Volume 2019, Article ID 5601396, 11 pages
Review Article

Notch/CXCR4 Partnership in Acute Lymphoblastic Leukemia Progression

1Department of Molecular Medicine, Sapienza University of Rome, Viale Regina Elena 291, 00161 Roma, Italy
2Department of Experimental Medicine, Sapienza University of Rome, Viale Regina Elena 324, 00161 Roma, Italy

Correspondence should be addressed to Maria Pia Felli; ti.1amorinu@illef.aipairam

Received 30 November 2018; Revised 21 May 2019; Accepted 12 June 2019; Published 27 June 2019

Academic Editor: Enrique Ortega

Copyright © 2019 Georgia Tsaouli et al. This is an open access article distributed under the Creative Commons Attribution License, which permits unrestricted use, distribution, and reproduction in any medium, provided the original work is properly cited.

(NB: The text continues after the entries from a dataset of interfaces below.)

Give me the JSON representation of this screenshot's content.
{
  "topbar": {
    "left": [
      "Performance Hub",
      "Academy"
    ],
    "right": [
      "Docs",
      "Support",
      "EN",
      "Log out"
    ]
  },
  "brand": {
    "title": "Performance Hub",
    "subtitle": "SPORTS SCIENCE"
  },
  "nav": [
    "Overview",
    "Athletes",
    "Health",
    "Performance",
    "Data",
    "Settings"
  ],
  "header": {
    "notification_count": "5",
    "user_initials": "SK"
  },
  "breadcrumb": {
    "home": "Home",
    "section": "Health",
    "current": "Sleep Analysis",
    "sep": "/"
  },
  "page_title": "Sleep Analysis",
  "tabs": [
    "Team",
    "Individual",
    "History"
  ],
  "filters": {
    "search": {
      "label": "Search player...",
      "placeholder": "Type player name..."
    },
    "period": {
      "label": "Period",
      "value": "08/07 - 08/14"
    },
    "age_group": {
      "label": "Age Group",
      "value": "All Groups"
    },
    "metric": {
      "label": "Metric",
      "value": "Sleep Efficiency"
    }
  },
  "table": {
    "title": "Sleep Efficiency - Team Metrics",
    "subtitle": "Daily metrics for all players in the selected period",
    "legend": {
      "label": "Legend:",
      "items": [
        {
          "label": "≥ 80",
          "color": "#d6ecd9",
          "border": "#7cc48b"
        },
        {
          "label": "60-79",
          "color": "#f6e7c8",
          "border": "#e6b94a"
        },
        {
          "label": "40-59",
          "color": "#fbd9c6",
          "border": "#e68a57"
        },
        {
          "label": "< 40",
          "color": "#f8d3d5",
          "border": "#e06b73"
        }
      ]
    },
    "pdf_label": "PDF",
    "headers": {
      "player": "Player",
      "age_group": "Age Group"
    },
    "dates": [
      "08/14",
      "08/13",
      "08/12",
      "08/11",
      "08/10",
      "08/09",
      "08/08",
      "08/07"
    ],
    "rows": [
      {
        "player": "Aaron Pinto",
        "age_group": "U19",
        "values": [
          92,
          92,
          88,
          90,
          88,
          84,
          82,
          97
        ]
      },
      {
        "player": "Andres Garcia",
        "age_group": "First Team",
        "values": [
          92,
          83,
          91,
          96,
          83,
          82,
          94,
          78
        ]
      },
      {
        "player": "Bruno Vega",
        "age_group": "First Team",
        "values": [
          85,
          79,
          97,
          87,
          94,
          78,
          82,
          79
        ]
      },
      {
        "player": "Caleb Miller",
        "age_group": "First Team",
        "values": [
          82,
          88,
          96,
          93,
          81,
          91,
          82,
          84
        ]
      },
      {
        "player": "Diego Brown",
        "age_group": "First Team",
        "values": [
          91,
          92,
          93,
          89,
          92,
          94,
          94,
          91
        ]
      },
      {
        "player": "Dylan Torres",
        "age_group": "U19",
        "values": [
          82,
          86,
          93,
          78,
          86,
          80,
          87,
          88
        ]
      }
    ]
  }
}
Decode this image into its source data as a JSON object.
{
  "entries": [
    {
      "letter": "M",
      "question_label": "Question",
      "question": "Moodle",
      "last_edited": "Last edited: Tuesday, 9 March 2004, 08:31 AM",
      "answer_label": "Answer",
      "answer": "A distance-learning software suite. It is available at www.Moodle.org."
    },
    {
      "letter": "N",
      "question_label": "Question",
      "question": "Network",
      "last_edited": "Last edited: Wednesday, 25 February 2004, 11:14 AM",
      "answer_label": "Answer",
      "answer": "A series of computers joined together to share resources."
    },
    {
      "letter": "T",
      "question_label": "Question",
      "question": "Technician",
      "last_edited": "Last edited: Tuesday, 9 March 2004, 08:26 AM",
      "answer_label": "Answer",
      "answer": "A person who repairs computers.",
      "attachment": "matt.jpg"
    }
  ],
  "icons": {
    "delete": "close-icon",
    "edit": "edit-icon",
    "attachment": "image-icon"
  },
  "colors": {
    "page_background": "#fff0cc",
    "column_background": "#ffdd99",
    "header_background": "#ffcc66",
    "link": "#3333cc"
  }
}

Acute lymphoblastic leukemia (ALL) is the most common cancer among children. Recent advances in chemotherapy have made ALL a curable hematological malignancy. In children, there is 25% chance of disease relapse, typically in the central nervous system. While in adults, there is a higher chance of relapse. ALL may affect B-cell or T-cell lineages. Different genetic alterations characterize the two ALL forms. Deregulated Notch, either Notch1 or Notch3, and CXCR4 receptor signaling are involved in ALL disease development and progression. By analyzing their relevant roles in the pathogenesis of the two ALL forms, new molecular mechanisms able to modulate cancer cell invasion may be visualized. Notably, the partnership between Notch and CXCR4 may have considerable implications in understanding the complexity of T- and B-ALL. These two receptor pathways intersect other critical signals in the proliferative, differentiation, and metabolic programs of lymphocyte transformation. Also, the identification of the crosstalks in leukemia-stroma interaction within the tumor microenvironment may unveil new targetable mechanisms in disease relapse. Further studies are required to identify new challenges and opportunities to develop more selective and safer therapeutic strategies in ALL progression, possibly contributing to improve conventional hematological cancer therapy.